Croatia Extends Vaccine Mandate

by Vins
Published: Last Updated on

A Croatian court has upheld a mandate that all children born in Croatia must be vaccinated against multiple diseases, including measles, whooping cough, hepatitis, and diphtheria. Since Croatia established its first vaccine requirements in 1999, the mandate has been expanded to cover nine diseases in total, with significant public health impacts: Diphtheria, measles, and whooping cough have disappeared completely and there has been a 97 percent decrease in tetanus, a 93 percent decrease in tuberculosis, and a 65 percent decrease in hepatitis B.

In past years, however, a growing anti-vaccine movement has led some Croatian parents to refuse to have their children vaccinated, due to concerns that the vaccines themselves pose a threat to children’s health. In 2012, 28 children were not vaccinated, and in 2013, 143 children were not vaccinated.

A study composed of 29 countries in Europe showed that 15 countries do not make vaccinations mandatory, and 14 had at least one law, though those laws were often not enforced.

The Croatian court released a statement saying, “The child’s right to health is more than the rights of parents to the (wrong) choice.” With the court’s decision to uphold the mandate, “Croatia is setting the global standard for intelligent, evidence-based public health,” infectious-disease specialist Kent Sepkowitz wrote on The Daily Beast.


Jeff Akst, “Croatia Extends Vaccine Mandate,” The Scientist, March 27, 2014,

Kent Sepkowitz, “Thank You, Croatia: All Hail Mandatory Vaccinations,” The Daily Beast, March 27, 2014,

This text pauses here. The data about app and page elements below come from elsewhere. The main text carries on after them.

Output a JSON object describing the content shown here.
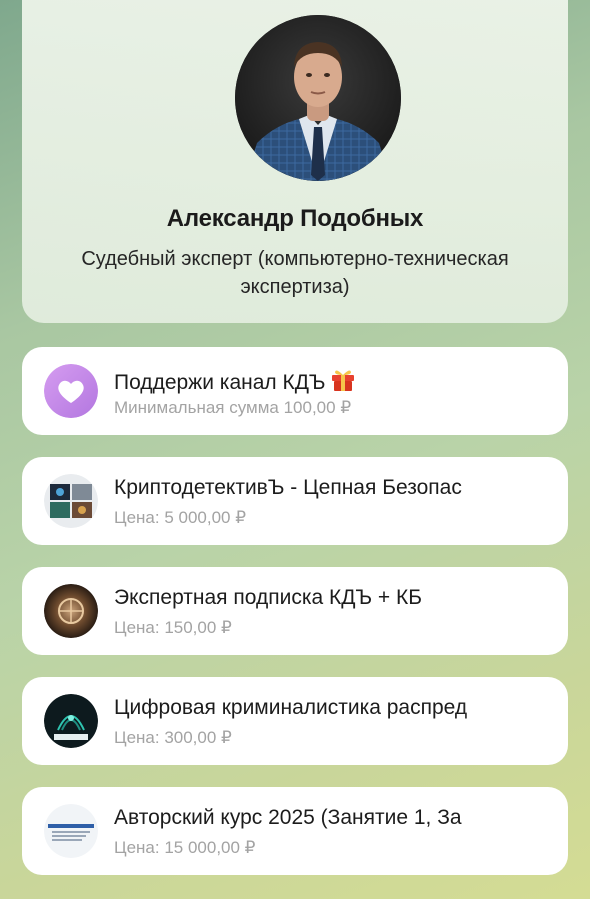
{
  "profile": {
    "name": "Александр Подобных",
    "title": "Судебный эксперт (компьютерно-техническая экспертиза)"
  },
  "colors": {
    "support_icon": "#c98be6",
    "subtitle_text": "#a3a3a3"
  },
  "items": [
    {
      "title": "Поддержи канал КДЪ",
      "emoji": "gift-icon",
      "subtitle": "Минимальная сумма 100,00 ₽",
      "icon": "heart-icon"
    },
    {
      "title": "КриптодетективЪ - Цепная Безопас",
      "subtitle": "Цена: 5 000,00 ₽",
      "icon": "product-thumbnail-crypto"
    },
    {
      "title": "Экспертная подписка КДЪ + КБ",
      "subtitle": "Цена: 150,00 ₽",
      "icon": "product-thumbnail-subscription"
    },
    {
      "title": "Цифровая криминалистика распред",
      "subtitle": "Цена: 300,00 ₽",
      "icon": "product-thumbnail-forensics"
    },
    {
      "title": "Авторский курс 2025 (Занятие 1, За",
      "subtitle": "Цена: 15 000,00 ₽",
      "icon": "product-thumbnail-course"
    }
  ]
}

Student Researcher: Stephanie Howard (Indian River State College)

Faculty Evaluator:  Elliot D. Cohen (Indian River State College)